By Michael H. Kew
Early July. In the wall-less dock shed sat an obese young woman. Her name was Paloko and she ran the village council’s hotel.
“You are our second tourist this year,” she said as she studied my passport.
A man behind her saw my surfboard and asked me what I was going to do with it.
“You will be the first to surf in Tokelau,” he said.
You will be the first—nonsense. Such was the silly human conceit, the ilk of ego that corralled localism, the my-wave, the me-first. Though I had no proof nor cared about others surfing there, I’d been intrigued while watching The Solar Nation of Tokelau, a 43-minute documentary produced by Germany’s Ulli Weissbach. At the 19:23-minute mark, on the right side of the frame, Tokelauans are seen transferring a day-bagged surfboard from the barge to Nukunonu’s dock. I could not reach Weissbach for questioning, but I suspected it belonged to Shane Robinson, a Canadian solar engineer featured in the film.
Indeed, the board was his.

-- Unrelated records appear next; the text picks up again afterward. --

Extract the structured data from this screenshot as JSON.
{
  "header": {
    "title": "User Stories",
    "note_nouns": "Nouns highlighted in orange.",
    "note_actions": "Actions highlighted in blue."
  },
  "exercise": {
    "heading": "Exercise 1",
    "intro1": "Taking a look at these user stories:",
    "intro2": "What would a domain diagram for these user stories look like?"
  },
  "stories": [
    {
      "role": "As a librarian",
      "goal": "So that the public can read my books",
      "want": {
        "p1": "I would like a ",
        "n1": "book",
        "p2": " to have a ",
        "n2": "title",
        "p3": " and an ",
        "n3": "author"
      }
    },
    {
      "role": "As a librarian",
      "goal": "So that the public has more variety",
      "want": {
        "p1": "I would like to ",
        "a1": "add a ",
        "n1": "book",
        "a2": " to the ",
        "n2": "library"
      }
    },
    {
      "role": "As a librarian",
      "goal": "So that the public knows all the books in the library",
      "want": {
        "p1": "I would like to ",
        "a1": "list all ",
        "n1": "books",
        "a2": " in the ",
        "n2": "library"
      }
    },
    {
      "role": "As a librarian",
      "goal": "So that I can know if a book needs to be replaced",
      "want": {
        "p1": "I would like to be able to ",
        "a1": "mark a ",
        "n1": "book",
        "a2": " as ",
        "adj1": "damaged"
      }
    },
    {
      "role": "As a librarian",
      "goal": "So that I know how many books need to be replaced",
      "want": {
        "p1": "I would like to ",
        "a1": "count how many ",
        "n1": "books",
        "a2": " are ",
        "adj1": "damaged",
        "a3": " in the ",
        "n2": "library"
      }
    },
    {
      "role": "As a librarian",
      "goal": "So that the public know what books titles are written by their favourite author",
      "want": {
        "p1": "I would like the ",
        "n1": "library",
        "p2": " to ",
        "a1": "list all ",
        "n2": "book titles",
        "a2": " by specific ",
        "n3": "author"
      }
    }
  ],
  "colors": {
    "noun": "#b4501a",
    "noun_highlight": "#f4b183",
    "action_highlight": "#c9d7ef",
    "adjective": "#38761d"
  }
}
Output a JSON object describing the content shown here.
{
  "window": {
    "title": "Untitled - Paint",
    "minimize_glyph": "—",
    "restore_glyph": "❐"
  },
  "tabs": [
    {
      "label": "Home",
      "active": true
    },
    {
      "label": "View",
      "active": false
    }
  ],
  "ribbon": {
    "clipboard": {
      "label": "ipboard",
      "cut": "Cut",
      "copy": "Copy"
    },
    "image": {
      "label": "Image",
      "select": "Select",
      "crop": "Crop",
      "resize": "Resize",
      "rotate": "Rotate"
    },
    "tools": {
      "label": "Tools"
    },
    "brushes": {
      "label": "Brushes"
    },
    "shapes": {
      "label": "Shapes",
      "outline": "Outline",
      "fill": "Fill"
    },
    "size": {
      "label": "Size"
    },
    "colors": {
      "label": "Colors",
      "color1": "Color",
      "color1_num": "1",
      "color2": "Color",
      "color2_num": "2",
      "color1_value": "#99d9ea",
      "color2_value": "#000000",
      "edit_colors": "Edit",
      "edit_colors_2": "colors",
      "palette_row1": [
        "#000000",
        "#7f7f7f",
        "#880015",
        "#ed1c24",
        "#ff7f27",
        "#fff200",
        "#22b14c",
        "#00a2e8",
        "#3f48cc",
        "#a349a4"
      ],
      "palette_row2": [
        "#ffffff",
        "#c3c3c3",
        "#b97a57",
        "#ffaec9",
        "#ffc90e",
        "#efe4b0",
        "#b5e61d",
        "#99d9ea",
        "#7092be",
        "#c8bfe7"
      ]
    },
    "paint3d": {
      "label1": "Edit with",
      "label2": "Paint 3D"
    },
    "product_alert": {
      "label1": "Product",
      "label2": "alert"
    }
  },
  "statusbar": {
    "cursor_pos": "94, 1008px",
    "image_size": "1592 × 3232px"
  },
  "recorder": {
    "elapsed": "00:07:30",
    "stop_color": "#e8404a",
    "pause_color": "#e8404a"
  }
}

“Unfortunately,” he told me by email, “there’s no surf on the atolls. Unless you don’t value your life.”